In May, the Government announced the allocation of a number of MIQ spaces over the next 10 months, many for skilled and critical workers to support the country’s economic recovery. These include spaces for 300 specialised construction workers between June and October. Helen is hopeful the Government’s announcement will help ease the pressure for skilled and critical workers in these sectors.
Graduates “a captive audience”
Meanwhile, there are opportunities for graduate engineers.

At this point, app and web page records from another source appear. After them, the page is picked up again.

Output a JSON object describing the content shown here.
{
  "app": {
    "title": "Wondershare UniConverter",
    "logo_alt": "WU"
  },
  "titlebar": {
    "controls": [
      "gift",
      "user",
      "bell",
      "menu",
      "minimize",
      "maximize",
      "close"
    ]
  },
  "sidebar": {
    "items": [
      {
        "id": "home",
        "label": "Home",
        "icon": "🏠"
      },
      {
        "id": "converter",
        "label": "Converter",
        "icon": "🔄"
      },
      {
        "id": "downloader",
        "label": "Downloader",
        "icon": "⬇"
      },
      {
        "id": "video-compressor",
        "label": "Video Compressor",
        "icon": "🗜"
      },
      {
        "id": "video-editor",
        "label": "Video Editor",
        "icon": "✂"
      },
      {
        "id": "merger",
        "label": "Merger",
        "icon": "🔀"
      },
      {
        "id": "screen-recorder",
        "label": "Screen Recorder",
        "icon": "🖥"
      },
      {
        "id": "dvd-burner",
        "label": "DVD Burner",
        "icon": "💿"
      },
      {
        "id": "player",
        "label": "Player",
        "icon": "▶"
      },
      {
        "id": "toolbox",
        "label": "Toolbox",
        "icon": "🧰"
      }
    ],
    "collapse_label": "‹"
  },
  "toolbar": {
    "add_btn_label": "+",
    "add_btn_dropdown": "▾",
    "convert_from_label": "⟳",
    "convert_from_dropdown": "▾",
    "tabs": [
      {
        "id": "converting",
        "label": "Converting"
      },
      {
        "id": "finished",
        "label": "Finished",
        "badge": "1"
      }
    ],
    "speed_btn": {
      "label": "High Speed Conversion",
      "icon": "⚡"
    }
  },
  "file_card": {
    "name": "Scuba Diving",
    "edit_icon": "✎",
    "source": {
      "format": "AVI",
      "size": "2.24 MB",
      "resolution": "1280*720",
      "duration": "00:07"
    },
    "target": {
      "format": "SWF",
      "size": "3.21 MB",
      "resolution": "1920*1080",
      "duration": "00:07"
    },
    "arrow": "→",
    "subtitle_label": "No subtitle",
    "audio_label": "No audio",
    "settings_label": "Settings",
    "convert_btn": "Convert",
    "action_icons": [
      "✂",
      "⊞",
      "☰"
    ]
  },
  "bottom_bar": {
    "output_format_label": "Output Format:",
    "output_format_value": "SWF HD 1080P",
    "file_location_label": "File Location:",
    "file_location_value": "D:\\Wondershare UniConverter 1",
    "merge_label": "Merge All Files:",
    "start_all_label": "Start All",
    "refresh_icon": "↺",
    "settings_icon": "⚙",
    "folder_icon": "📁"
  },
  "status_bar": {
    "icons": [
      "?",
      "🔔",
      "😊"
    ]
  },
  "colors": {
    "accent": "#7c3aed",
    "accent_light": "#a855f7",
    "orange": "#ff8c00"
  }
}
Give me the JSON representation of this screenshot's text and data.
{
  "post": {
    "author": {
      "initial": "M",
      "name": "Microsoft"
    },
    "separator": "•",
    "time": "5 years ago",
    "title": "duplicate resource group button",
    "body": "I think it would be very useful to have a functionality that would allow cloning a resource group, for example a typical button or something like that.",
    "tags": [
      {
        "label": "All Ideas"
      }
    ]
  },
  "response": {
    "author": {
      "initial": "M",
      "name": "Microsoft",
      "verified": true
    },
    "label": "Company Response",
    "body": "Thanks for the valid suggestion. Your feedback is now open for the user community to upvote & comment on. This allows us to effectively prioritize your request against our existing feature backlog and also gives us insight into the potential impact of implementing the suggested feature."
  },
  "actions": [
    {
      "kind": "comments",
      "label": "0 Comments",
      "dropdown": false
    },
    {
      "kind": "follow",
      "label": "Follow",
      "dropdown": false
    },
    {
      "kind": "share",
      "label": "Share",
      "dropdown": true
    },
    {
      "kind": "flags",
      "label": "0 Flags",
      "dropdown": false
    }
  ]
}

Professor Rosalind Archer FEngNZ, Deputy Dean, Faculty of Engineering, the University of Auckland is seeing positive signs from employers.
“We are hearing from lots of employers they are positively marketing to graduates,” she says. “It’s a captive audience at the moment, with graduates unable to disappear offshore.” Employer Liaison Manager at the University of Auckland, Jonathan Culley, says anecdotally, most companies he comes into contact with have either kept recruitment the same or increased numbers over the past year.
“With the uptick in the economy and closed borders, the skills shortage is becoming acute but this should advantage our students and graduates in the marketplace.”
The University of Auckland gets regular feedback from companies on changing recruitment practices and labour market trends, which feed into the workshops and engagement activities it runs with students.
“This year in our career development workshops, we will be emphasising the increasingly dynamic nature of the labour market and the blurring of many traditional career paths and job roles,” says Rosalind.
“Students and graduates will need to adapt to new working practices, such as more remote working, and many companies are now hiring a much broader range of specialisations to take advantage of the different skill sets and experiences.”
She says many companies are undergoing substantial changes which will benefit students. "For example, Beca has been expanding their digital services, hiring software and computer systems students. We will therefore be encouraging students to be more proactive with their job search and consider widening their scope when it comes to their ideal graduate role, considering different industries and job types.”